“I’m interested in raising people’s power threshold, I’m looking at cumulative training load—all the metrics are the same, but the work that we do in ultra-cycling training is very different,” he says. “Not all your rides are long. It used to be the case that people train for things like Race Across America just by riding their bike for hundreds of miles every week. Smart people don’t do that anymore. It’s not efficient, it’s not a good use of time, and it doesn’t actually make you any faster.”
Instead, Bermudez believes it’s better to incorporate things like threshold intervals into your plan. Not only does he believe that this staple of endurance training will lead to beneficial physiological adaptations, it also helps people understand how it feels to suffer.
“There’s a lot of suffering in these races,” he says. “Suffering comes in lots of different varieties, and it’s good to practice lots of different types of it.”
In terms of how much volume you need, Bermudez hesitates to put a number on it. It all comes down to an individual’s background and experience in relation to his or her goals for the event. Just as with a traditional training plan, he likes to work backwards from the event, factoring in time for a base phase, a build phase, a taper, and so forth.
Should you polarize your training?
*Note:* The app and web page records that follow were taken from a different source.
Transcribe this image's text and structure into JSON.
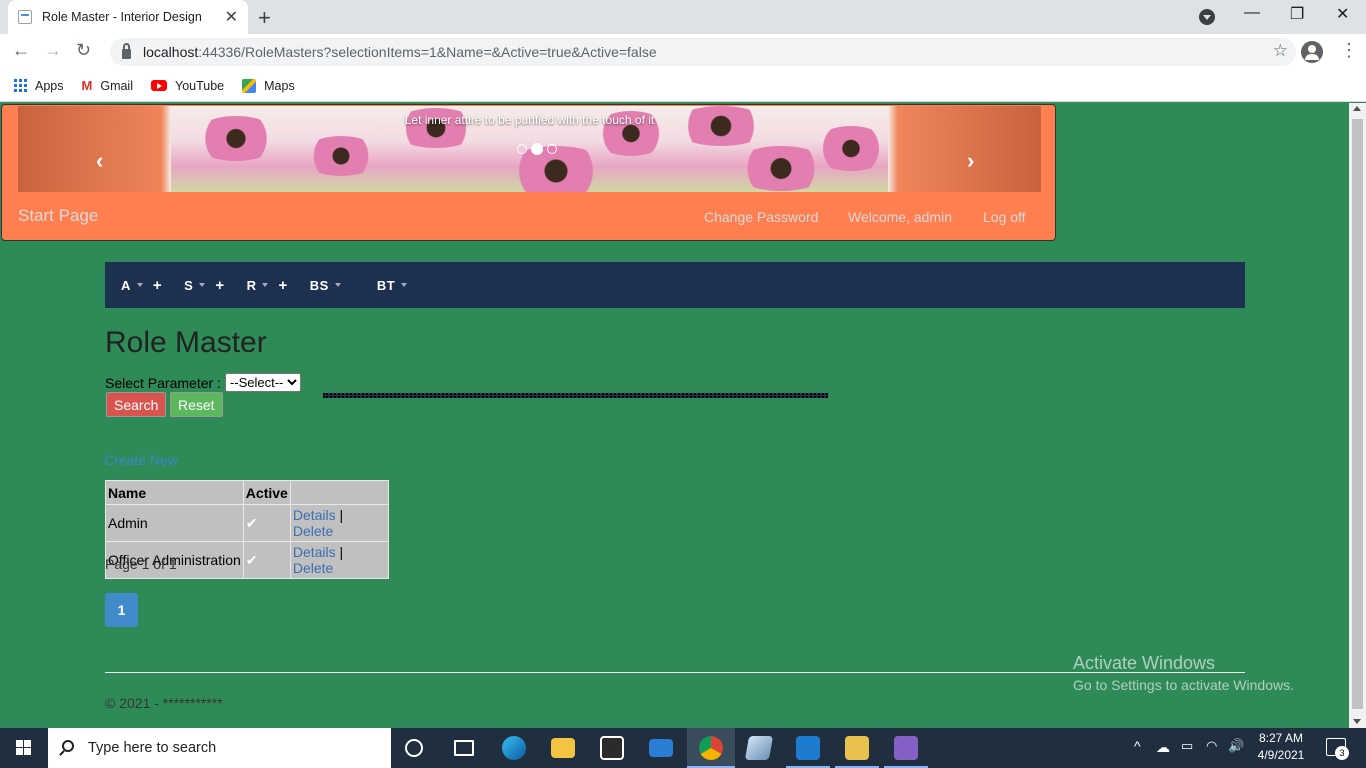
{
  "browser": {
    "tab_title": "Role Master - Interior Design",
    "url_host": "localhost",
    "url_rest": ":44336/RoleMasters?selectionItems=1&Name=&Active=true&Active=false",
    "bookmarks": [
      {
        "label": "Apps",
        "icon": "apps-icon"
      },
      {
        "label": "Gmail",
        "icon": "gmail-icon"
      },
      {
        "label": "YouTube",
        "icon": "youtube-icon"
      },
      {
        "label": "Maps",
        "icon": "maps-icon"
      }
    ]
  },
  "header": {
    "carousel_caption": "Let inner attire to be purified with the touch of it",
    "brand": "Start Page",
    "change_password": "Change Password",
    "welcome": "Welcome, admin",
    "logoff": "Log off",
    "colors": {
      "background": "#ff7f50",
      "text": "#d9d9d9"
    }
  },
  "menu": {
    "items": [
      {
        "label": "A",
        "plus": "+"
      },
      {
        "label": "S",
        "plus": "+"
      },
      {
        "label": "R",
        "plus": "+"
      },
      {
        "label": "BS",
        "plus": ""
      },
      {
        "label": "BT",
        "plus": ""
      }
    ],
    "background": "#1e3050"
  },
  "main": {
    "title": "Role Master",
    "select_label": "Select Parameter :",
    "select_value": "--Select--",
    "search_label": "Search",
    "reset_label": "Reset",
    "create_new": "Create New",
    "table": {
      "headers": [
        "Name",
        "Active",
        ""
      ],
      "rows": [
        {
          "name": "Admin",
          "active": "✔",
          "details": "Details",
          "sep": "|",
          "delete": "Delete"
        },
        {
          "name": "Officer Administration",
          "active": "✔",
          "details": "Details",
          "sep": "|",
          "delete": "Delete"
        }
      ]
    },
    "page_info": "Page 1 of 1",
    "current_page": "1",
    "footer": "© 2021 - ***********"
  },
  "watermark": {
    "line1": "Activate Windows",
    "line2": "Go to Settings to activate Windows."
  },
  "taskbar": {
    "search_placeholder": "Type here to search",
    "time": "8:27 AM",
    "date": "4/9/2021",
    "notification_count": "3"
  },
  "page_background": "#2e8b57"
}
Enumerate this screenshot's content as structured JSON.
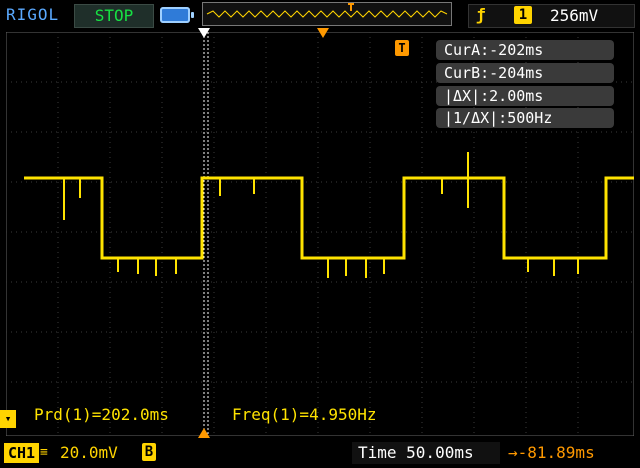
{
  "header": {
    "brand": "RIGOL",
    "run_state": "STOP",
    "trigger_source": "1",
    "trigger_level": "256mV"
  },
  "cursor_panel": {
    "cur_a": "CurA:-202ms",
    "cur_b": "CurB:-204ms",
    "delta_x": "|ΔX|:2.00ms",
    "inv_delta_x": "|1/ΔX|:500Hz"
  },
  "measurements": {
    "period": "Prd(1)=202.0ms",
    "frequency": "Freq(1)=4.950Hz"
  },
  "footer": {
    "channel": "CH1",
    "scale": "20.0mV",
    "bandwidth_limit": "B",
    "timebase": "Time 50.00ms",
    "trigger_delay": "→-81.89ms"
  },
  "colors": {
    "channel1": "#ffe300",
    "trigger": "#ff9900",
    "brand": "#5aa9ff",
    "run_state": "#17e043"
  },
  "icons": {
    "battery": "battery-icon",
    "trigger_edge": "rising-edge-icon",
    "trigger_marker": "trigger-t-icon"
  }
}
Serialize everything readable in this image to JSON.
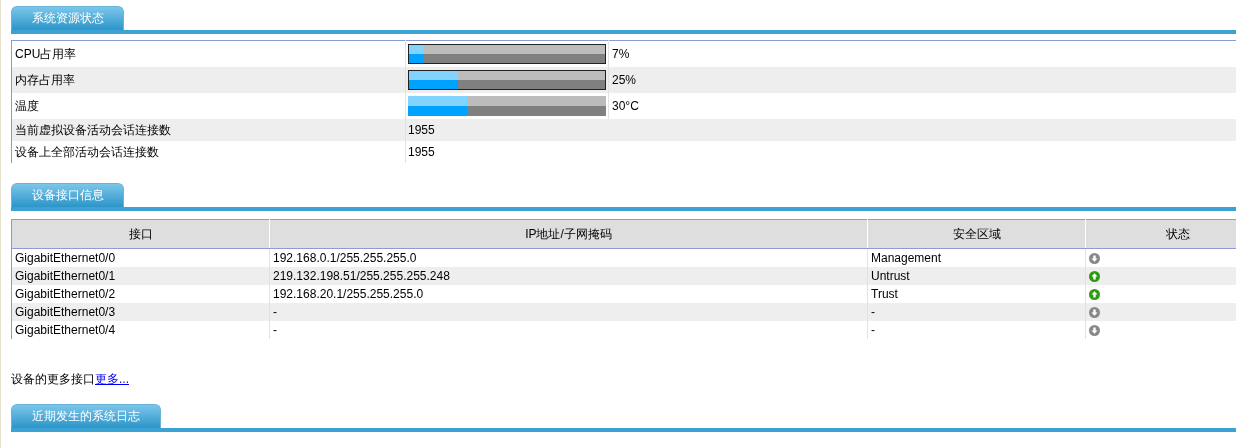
{
  "sections": [
    {
      "title": "系统资源状态"
    },
    {
      "title": "设备接口信息"
    },
    {
      "title": "近期发生的系统日志"
    }
  ],
  "resources": [
    {
      "label": "CPU占用率",
      "kind": "bar",
      "level": 0.07,
      "reading": "7%"
    },
    {
      "label": "内存占用率",
      "kind": "bar",
      "level": 0.25,
      "reading": "25%"
    },
    {
      "label": "温度",
      "kind": "bar",
      "level": 0.3,
      "reading": "30°C"
    },
    {
      "label": "当前虚拟设备活动会话连接数",
      "kind": "text",
      "reading": "1955"
    },
    {
      "label": "设备上全部活动会话连接数",
      "kind": "text",
      "reading": "1955"
    }
  ],
  "interfaces": {
    "columns": [
      "接口",
      "IP地址/子网掩码",
      "安全区域",
      "状态"
    ],
    "rows": [
      {
        "name": "GigabitEthernet0/0",
        "ip": "192.168.0.1/255.255.255.0",
        "zone": "Management",
        "up": false
      },
      {
        "name": "GigabitEthernet0/1",
        "ip": "219.132.198.51/255.255.255.248",
        "zone": "Untrust",
        "up": true
      },
      {
        "name": "GigabitEthernet0/2",
        "ip": "192.168.20.1/255.255.255.0",
        "zone": "Trust",
        "up": true
      },
      {
        "name": "GigabitEthernet0/3",
        "ip": "-",
        "zone": "-",
        "up": false
      },
      {
        "name": "GigabitEthernet0/4",
        "ip": "-",
        "zone": "-",
        "up": false
      }
    ]
  },
  "more": {
    "text": "设备的更多接口",
    "link": "更多..."
  }
}
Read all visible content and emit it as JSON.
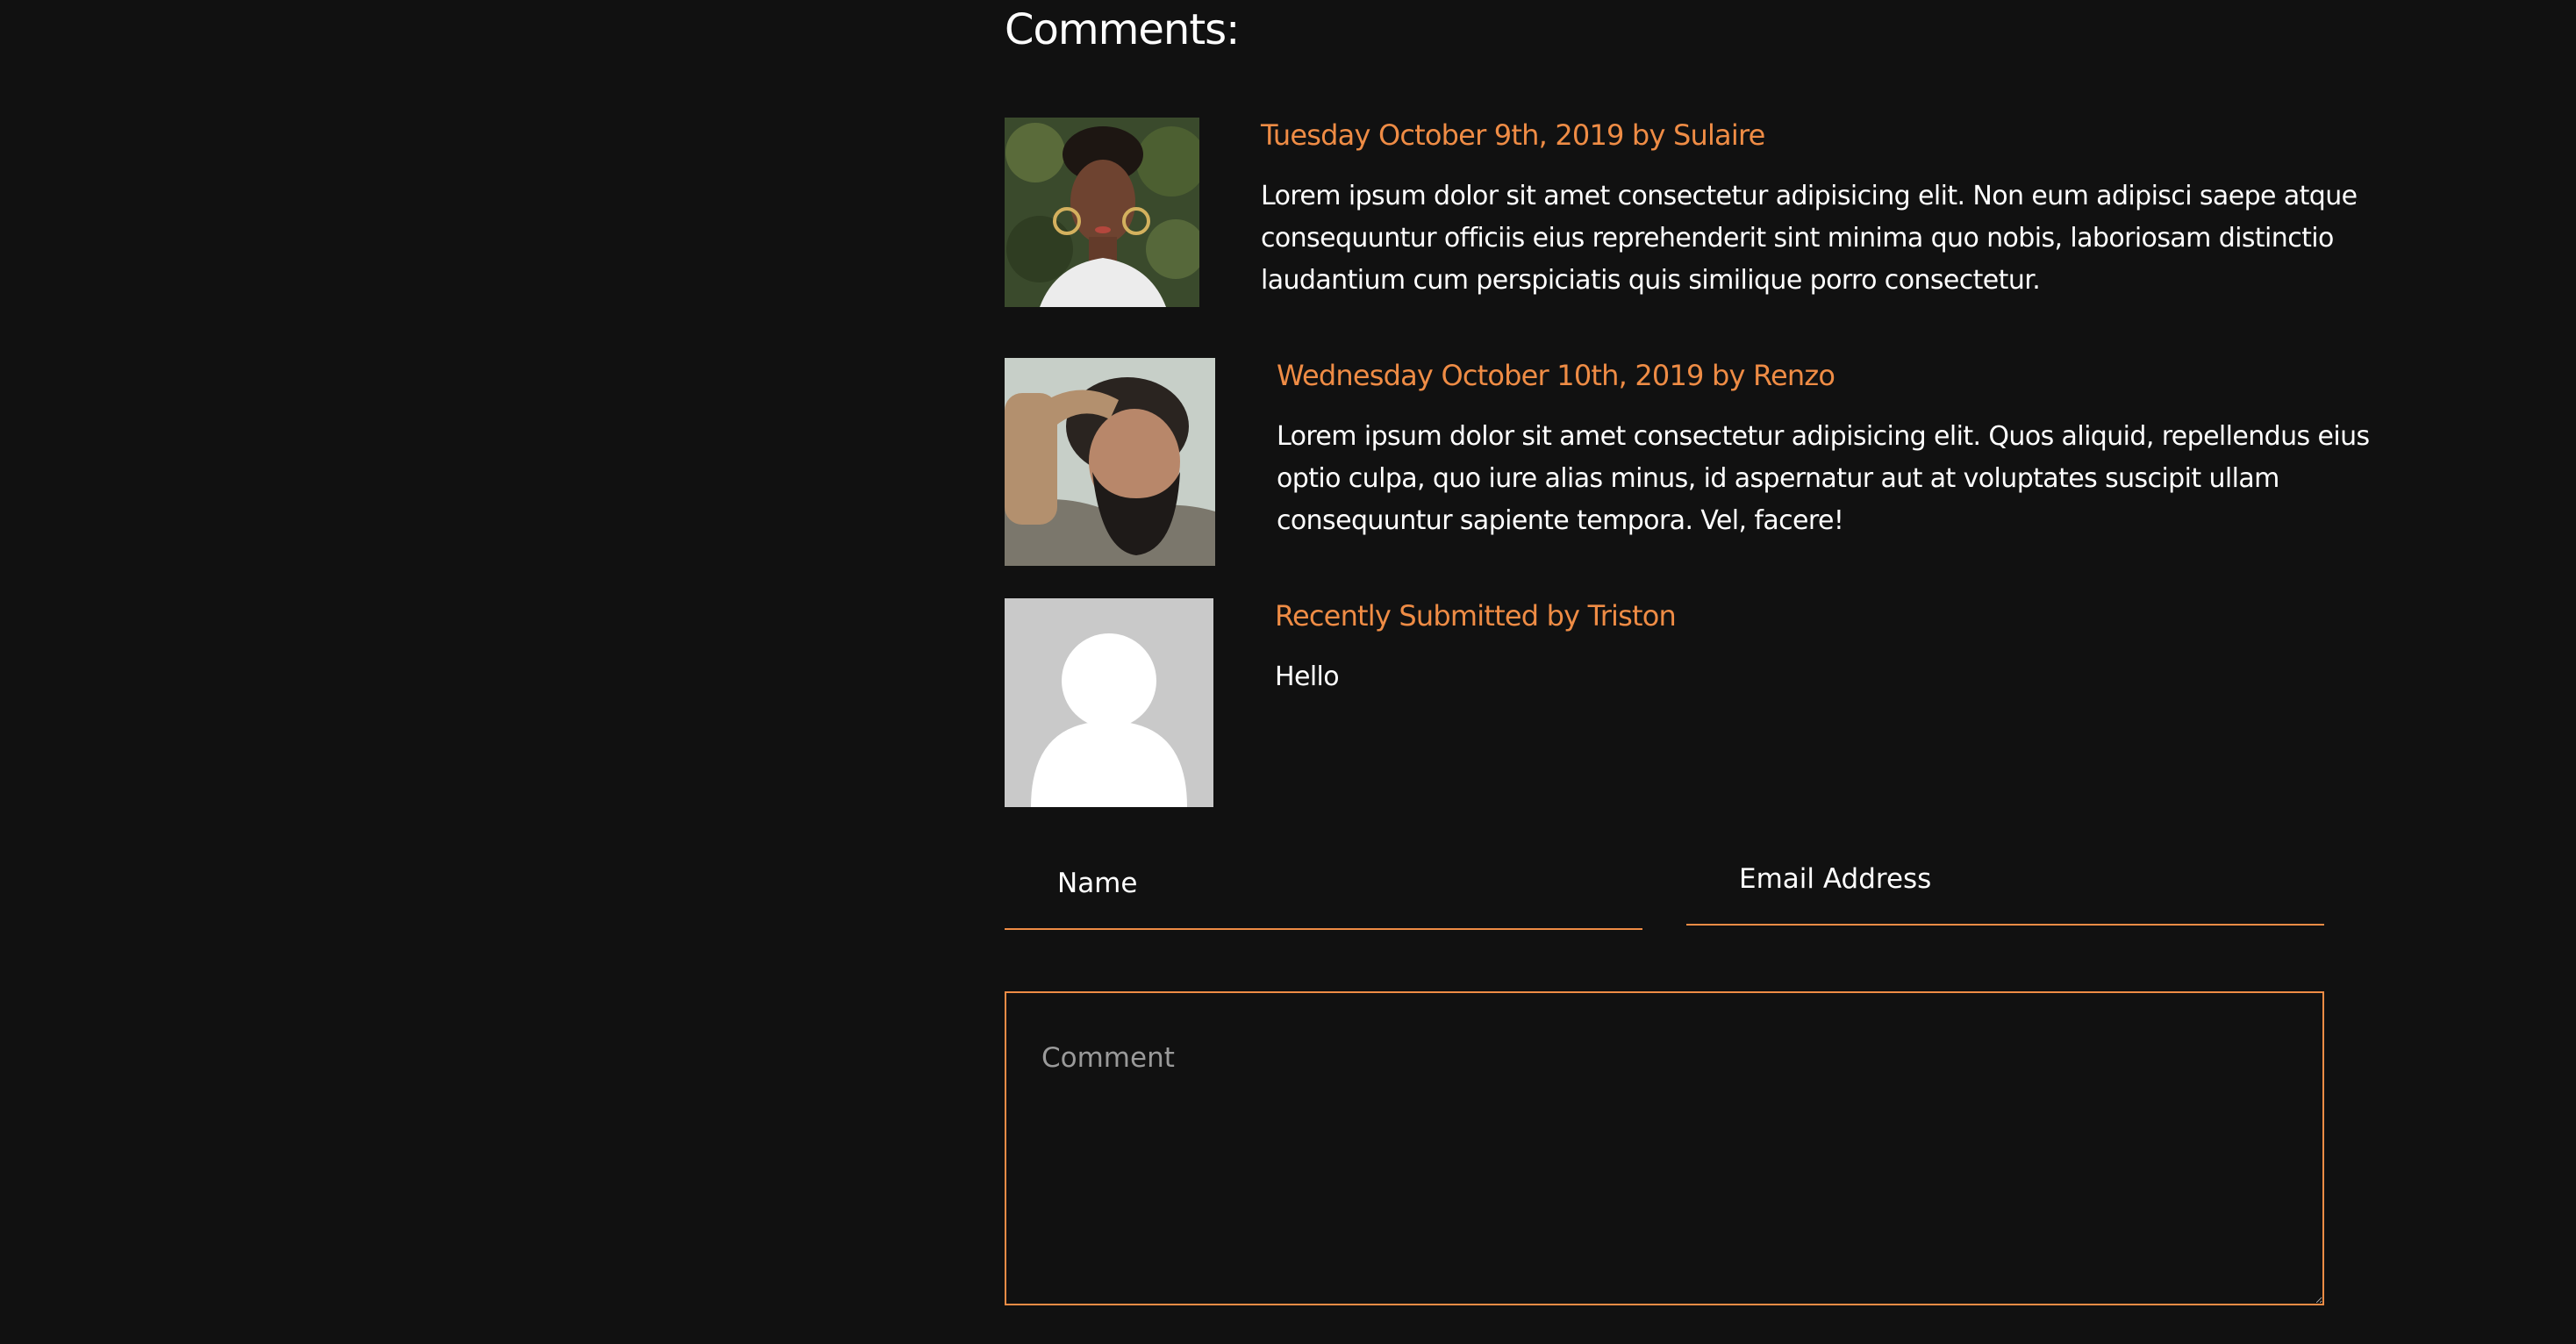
{
  "comments_section": {
    "title": "Comments:",
    "comments": [
      {
        "meta": "Tuesday October 9th, 2019 by Sulaire",
        "text": "Lorem ipsum dolor sit amet consectetur adipisicing elit. Non eum adipisci saepe atque consequuntur officiis eius reprehenderit sint minima quo nobis, laboriosam distinctio laudantium cum perspiciatis quis similique porro consectetur."
      },
      {
        "meta": "Wednesday October 10th, 2019 by Renzo",
        "text": "Lorem ipsum dolor sit amet consectetur adipisicing elit. Quos aliquid, repellendus eius optio culpa, quo iure alias minus, id aspernatur aut at voluptates suscipit ullam consequuntur sapiente tempora. Vel, facere!"
      },
      {
        "meta": "Recently Submitted by Triston",
        "text": "Hello"
      }
    ]
  },
  "form": {
    "name_placeholder": "Name",
    "email_placeholder": "Email Address",
    "comment_placeholder": "Comment"
  },
  "colors": {
    "background": "#111111",
    "accent": "#ef8c45",
    "text": "#ffffff"
  }
}
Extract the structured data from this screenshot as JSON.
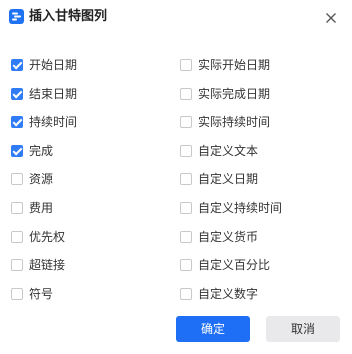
{
  "dialog": {
    "title": "插入甘特图列",
    "title_icon": "app-logo-icon",
    "close_icon": "close-icon"
  },
  "left_column": [
    {
      "label": "开始日期",
      "checked": true
    },
    {
      "label": "结束日期",
      "checked": true
    },
    {
      "label": "持续时间",
      "checked": true
    },
    {
      "label": "完成",
      "checked": true
    },
    {
      "label": "资源",
      "checked": false
    },
    {
      "label": "费用",
      "checked": false
    },
    {
      "label": "优先权",
      "checked": false
    },
    {
      "label": "超链接",
      "checked": false
    },
    {
      "label": "符号",
      "checked": false
    }
  ],
  "right_column": [
    {
      "label": "实际开始日期",
      "checked": false
    },
    {
      "label": "实际完成日期",
      "checked": false
    },
    {
      "label": "实际持续时间",
      "checked": false
    },
    {
      "label": "自定义文本",
      "checked": false
    },
    {
      "label": "自定义日期",
      "checked": false
    },
    {
      "label": "自定义持续时间",
      "checked": false
    },
    {
      "label": "自定义货币",
      "checked": false
    },
    {
      "label": "自定义百分比",
      "checked": false
    },
    {
      "label": "自定义数字",
      "checked": false
    }
  ],
  "buttons": {
    "ok_label": "确定",
    "cancel_label": "取消"
  },
  "colors": {
    "accent": "#2f7cf6",
    "primary_button": "#1e6ff5",
    "secondary_button": "#e9e9eb"
  }
}
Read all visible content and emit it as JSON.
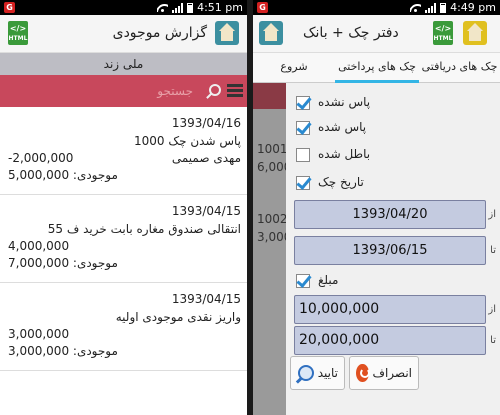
{
  "left": {
    "clock": "4:51 pm",
    "title": "گزارش موجودی",
    "html_icon_label": "HTML",
    "subtitle": "ملی زند",
    "search_placeholder": "جستجو",
    "items": [
      {
        "date": "1393/04/16",
        "desc": "پاس شدن چک  1000",
        "name": "مهدی صمیمی",
        "amount": "-2,000,000",
        "balance_label": "موجودی:",
        "balance": "5,000,000"
      },
      {
        "date": "1393/04/15",
        "desc": "انتقالی صندوق مغاره بابت خرید ف 55",
        "name": "",
        "amount": "4,000,000",
        "balance_label": "موجودی:",
        "balance": "7,000,000"
      },
      {
        "date": "1393/04/15",
        "desc": "واریز نقدی موجودی اولیه",
        "name": "",
        "amount": "3,000,000",
        "balance_label": "موجودی:",
        "balance": "3,000,000"
      }
    ]
  },
  "right": {
    "clock": "4:49 pm",
    "title": "دفتر چک + بانک",
    "html_icon_label": "HTML",
    "tabs": [
      "چک های دریافتی",
      "چک های پرداختی",
      "شروع"
    ],
    "background_values": [
      "1001",
      "6,000",
      "1002",
      "3,000"
    ],
    "dialog": {
      "checkboxes": [
        {
          "label": "پاس نشده",
          "checked": true
        },
        {
          "label": "پاس شده",
          "checked": true
        },
        {
          "label": "باطل شده",
          "checked": false
        },
        {
          "label": "تاریخ چک",
          "checked": true
        }
      ],
      "from_label": "از",
      "to_label": "تا",
      "date_from": "1393/04/20",
      "date_to": "1393/06/15",
      "amount_checkbox": {
        "label": "مبلغ",
        "checked": true
      },
      "amount_from": "10,000,000",
      "amount_to": "20,000,000",
      "confirm_label": "تایید",
      "cancel_label": "انصراف"
    }
  }
}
Research suggests that the polarized approach—with 80% of your training being easy and 20% being high-intensity work—can stimulate greater training effects than the sweet spot approach even at the low weekly volumes we’re discussing.  Still, it’s worth modifying the approach when you’re targeting ultra events.
“I will argue that if your weekly training volume is six hours or less per week, you should focus less on the 80/20 distribution and more on another key principle of polarized training: that high-intensity work should always be done sparingly,” Connor says. “There is a body of research showing that the benefits of high-intensity work are on a bell-shaped curve.”
Two high intensity sessions per week is at the peak of the curve, producing the biggest gains, according to the data. Three sessions produce similar gains, but four cross over the curve into fewer gains and a greater risk of overtraining, says Connor.
To reiterate what all of our experts have said, intervals should be a part of your ultra-endurance training, particularly for those with limited time. However, two sessions per week are likely all you need to reap the rewards of these sessions. More than that and you’re only doing unnecessary damage.
One big ride
In many ways, a two-hour ride is nothing like a six-hour ride. Physiologically, psychologically, and nutritionally, these two endurance efforts ask very different things of an athlete.
Therefore, as you approach your target event, there is a benefit to placing all your allotted training hours for a given week—assuming you are rigidly constrained to those six hours—into a single ride.
“There’s no way to replicate that type of endurance effort of a six-plus-hour ride on a two-hour ride, or even on consecutive days of two-hour rides,” Kohler says.
During this six-hour ride, it will be critical to refine your nutrition strategy and create good habits. According to Kohler, that six-hour mark is key—once you are able to hone your plan for that length of time, everything that comes after that should follow the same principles.
“If you understand the general principles of how much you need, what you need, how your body responds up into that six-hour range, you have the tools you need—it becomes about following the body in a more intuitive way,” Kohler says.
- Muñoz I, Seiler S, Bautista J, España J, Larumbe E, Esteve-Lanao J. Does Polarized Training Improve Performance in Recreational Runners? Int J Sport Physiol 2014;9:265–72. https://doi.org/10.1123/ijspp.2012-0350.